#### [Records supplied]
--- START ---

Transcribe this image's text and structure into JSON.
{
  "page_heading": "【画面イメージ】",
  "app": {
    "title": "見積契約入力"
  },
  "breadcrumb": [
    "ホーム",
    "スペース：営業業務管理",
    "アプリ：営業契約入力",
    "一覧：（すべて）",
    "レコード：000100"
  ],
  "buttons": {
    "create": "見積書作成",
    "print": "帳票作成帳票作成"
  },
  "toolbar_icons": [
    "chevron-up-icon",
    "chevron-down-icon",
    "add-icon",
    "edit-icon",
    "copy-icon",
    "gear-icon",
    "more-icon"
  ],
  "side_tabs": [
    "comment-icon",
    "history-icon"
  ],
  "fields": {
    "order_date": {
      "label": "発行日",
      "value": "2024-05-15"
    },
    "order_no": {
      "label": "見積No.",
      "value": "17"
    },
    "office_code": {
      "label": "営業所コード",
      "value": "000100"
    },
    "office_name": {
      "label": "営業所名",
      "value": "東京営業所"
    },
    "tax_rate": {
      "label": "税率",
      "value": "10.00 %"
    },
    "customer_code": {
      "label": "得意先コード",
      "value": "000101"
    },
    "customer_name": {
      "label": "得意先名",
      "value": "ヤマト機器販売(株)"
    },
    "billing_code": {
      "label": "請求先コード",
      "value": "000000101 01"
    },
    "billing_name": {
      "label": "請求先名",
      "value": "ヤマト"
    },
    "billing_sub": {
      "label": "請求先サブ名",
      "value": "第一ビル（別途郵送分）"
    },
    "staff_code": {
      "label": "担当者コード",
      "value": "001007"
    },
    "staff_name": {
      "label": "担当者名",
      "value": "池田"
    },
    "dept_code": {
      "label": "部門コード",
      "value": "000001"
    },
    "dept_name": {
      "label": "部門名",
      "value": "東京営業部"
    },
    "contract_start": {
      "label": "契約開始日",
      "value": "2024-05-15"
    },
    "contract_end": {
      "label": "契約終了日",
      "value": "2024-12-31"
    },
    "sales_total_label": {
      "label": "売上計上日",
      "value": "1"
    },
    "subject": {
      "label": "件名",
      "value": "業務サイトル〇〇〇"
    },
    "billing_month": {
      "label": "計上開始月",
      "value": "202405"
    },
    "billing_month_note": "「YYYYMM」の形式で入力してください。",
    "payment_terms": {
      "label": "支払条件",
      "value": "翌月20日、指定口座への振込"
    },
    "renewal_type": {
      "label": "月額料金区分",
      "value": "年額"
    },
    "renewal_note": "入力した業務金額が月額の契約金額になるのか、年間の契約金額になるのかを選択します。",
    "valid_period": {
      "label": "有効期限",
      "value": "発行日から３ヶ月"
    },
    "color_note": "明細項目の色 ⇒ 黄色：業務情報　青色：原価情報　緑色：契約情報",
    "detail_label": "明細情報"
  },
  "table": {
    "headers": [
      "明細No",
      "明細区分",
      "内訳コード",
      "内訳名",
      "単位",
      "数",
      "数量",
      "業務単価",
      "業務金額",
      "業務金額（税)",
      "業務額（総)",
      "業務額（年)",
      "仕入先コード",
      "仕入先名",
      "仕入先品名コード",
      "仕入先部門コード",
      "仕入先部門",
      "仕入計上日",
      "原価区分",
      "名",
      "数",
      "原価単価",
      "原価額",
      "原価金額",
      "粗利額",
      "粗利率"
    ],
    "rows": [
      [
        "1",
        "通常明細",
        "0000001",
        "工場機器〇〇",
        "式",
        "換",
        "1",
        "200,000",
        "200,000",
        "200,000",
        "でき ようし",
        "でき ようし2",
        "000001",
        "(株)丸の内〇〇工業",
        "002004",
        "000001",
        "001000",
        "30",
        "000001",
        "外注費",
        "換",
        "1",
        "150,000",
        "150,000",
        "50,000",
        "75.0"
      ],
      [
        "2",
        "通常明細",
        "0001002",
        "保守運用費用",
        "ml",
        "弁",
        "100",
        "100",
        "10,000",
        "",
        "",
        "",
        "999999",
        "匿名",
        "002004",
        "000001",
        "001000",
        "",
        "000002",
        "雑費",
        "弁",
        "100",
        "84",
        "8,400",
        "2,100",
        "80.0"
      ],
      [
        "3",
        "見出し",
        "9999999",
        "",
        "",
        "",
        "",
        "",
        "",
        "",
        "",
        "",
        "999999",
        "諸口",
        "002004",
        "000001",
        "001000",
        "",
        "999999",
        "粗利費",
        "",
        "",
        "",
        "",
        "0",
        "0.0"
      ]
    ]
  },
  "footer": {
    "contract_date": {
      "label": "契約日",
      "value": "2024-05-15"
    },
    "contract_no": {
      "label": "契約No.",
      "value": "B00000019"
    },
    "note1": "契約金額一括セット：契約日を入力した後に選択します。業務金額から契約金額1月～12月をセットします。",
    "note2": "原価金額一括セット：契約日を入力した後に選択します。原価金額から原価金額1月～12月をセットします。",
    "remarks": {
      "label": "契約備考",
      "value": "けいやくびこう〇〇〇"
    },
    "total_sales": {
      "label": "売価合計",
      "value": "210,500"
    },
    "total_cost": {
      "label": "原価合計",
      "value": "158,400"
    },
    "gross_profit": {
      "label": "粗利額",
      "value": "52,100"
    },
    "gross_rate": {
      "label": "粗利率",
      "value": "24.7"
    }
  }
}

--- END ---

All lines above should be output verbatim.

Transcribe this image's text and structure into JSON.
{
  "page_heading": "【画面イメージ】",
  "app": {
    "title": "見積契約入力"
  },
  "breadcrumb": [
    "ホーム",
    "スペース：営業業務管理",
    "アプリ：営業契約入力",
    "一覧：（すべて）",
    "レコード：000100"
  ],
  "buttons": {
    "create": "見積書作成",
    "print": "帳票作成帳票作成"
  },
  "toolbar_icons": [
    "chevron-up-icon",
    "chevron-down-icon",
    "add-icon",
    "edit-icon",
    "copy-icon",
    "gear-icon",
    "more-icon"
  ],
  "side_tabs": [
    "comment-icon",
    "history-icon"
  ],
  "fields": {
    "order_date": {
      "label": "発行日",
      "value": "2024-05-15"
    },
    "order_no": {
      "label": "見積No.",
      "value": "17"
    },
    "office_code": {
      "label": "営業所コード",
      "value": "000100"
    },
    "office_name": {
      "label": "営業所名",
      "value": "東京営業所"
    },
    "tax_rate": {
      "label": "税率",
      "value": "10.00 %"
    },
    "customer_code": {
      "label": "得意先コード",
      "value": "000101"
    },
    "customer_name": {
      "label": "得意先名",
      "value": "ヤマト機器販売(株)"
    },
    "billing_code": {
      "label": "請求先コード",
      "value": "000000101 01"
    },
    "billing_name": {
      "label": "請求先名",
      "value": "ヤマト"
    },
    "billing_sub": {
      "label": "請求先サブ名",
      "value": "第一ビル（別途郵送分）"
    },
    "staff_code": {
      "label": "担当者コード",
      "value": "001007"
    },
    "staff_name": {
      "label": "担当者名",
      "value": "池田"
    },
    "dept_code": {
      "label": "部門コード",
      "value": "000001"
    },
    "dept_name": {
      "label": "部門名",
      "value": "東京営業部"
    },
    "contract_start": {
      "label": "契約開始日",
      "value": "2024-05-15"
    },
    "contract_end": {
      "label": "契約終了日",
      "value": "2024-12-31"
    },
    "sales_total_label": {
      "label": "売上計上日",
      "value": "1"
    },
    "subject": {
      "label": "件名",
      "value": "業務サイトル〇〇〇"
    },
    "billing_month": {
      "label": "計上開始月",
      "value": "202405"
    },
    "billing_month_note": "「YYYYMM」の形式で入力してください。",
    "payment_terms": {
      "label": "支払条件",
      "value": "翌月20日、指定口座への振込"
    },
    "renewal_type": {
      "label": "月額料金区分",
      "value": "年額"
    },
    "renewal_note": "入力した業務金額が月額の契約金額になるのか、年間の契約金額になるのかを選択します。",
    "valid_period": {
      "label": "有効期限",
      "value": "発行日から３ヶ月"
    },
    "color_note": "明細項目の色 ⇒ 黄色：業務情報　青色：原価情報　緑色：契約情報",
    "detail_label": "明細情報"
  },
  "table": {
    "headers": [
      "明細No",
      "明細区分",
      "内訳コード",
      "内訳名",
      "単位",
      "数",
      "数量",
      "業務単価",
      "業務金額",
      "業務金額（税)",
      "業務額（総)",
      "業務額（年)",
      "仕入先コード",
      "仕入先名",
      "仕入先品名コード",
      "仕入先部門コード",
      "仕入先部門",
      "仕入計上日",
      "原価区分",
      "名",
      "数",
      "原価単価",
      "原価額",
      "原価金額",
      "粗利額",
      "粗利率"
    ],
    "rows": [
      [
        "1",
        "通常明細",
        "0000001",
        "工場機器〇〇",
        "式",
        "換",
        "1",
        "200,000",
        "200,000",
        "200,000",
        "でき ようし",
        "でき ようし2",
        "000001",
        "(株)丸の内〇〇工業",
        "002004",
        "000001",
        "001000",
        "30",
        "000001",
        "外注費",
        "換",
        "1",
        "150,000",
        "150,000",
        "50,000",
        "75.0"
      ],
      [
        "2",
        "通常明細",
        "0001002",
        "保守運用費用",
        "ml",
        "弁",
        "100",
        "100",
        "10,000",
        "",
        "",
        "",
        "999999",
        "匿名",
        "002004",
        "000001",
        "001000",
        "",
        "000002",
        "雑費",
        "弁",
        "100",
        "84",
        "8,400",
        "2,100",
        "80.0"
      ],
      [
        "3",
        "見出し",
        "9999999",
        "",
        "",
        "",
        "",
        "",
        "",
        "",
        "",
        "",
        "999999",
        "諸口",
        "002004",
        "000001",
        "001000",
        "",
        "999999",
        "粗利費",
        "",
        "",
        "",
        "",
        "0",
        "0.0"
      ]
    ]
  },
  "footer": {
    "contract_date": {
      "label": "契約日",
      "value": "2024-05-15"
    },
    "contract_no": {
      "label": "契約No.",
      "value": "B00000019"
    },
    "note1": "契約金額一括セット：契約日を入力した後に選択します。業務金額から契約金額1月～12月をセットします。",
    "note2": "原価金額一括セット：契約日を入力した後に選択します。原価金額から原価金額1月～12月をセットします。",
    "remarks": {
      "label": "契約備考",
      "value": "けいやくびこう〇〇〇"
    },
    "total_sales": {
      "label": "売価合計",
      "value": "210,500"
    },
    "total_cost": {
      "label": "原価合計",
      "value": "158,400"
    },
    "gross_profit": {
      "label": "粗利額",
      "value": "52,100"
    },
    "gross_rate": {
      "label": "粗利率",
      "value": "24.7"
    }
  }
}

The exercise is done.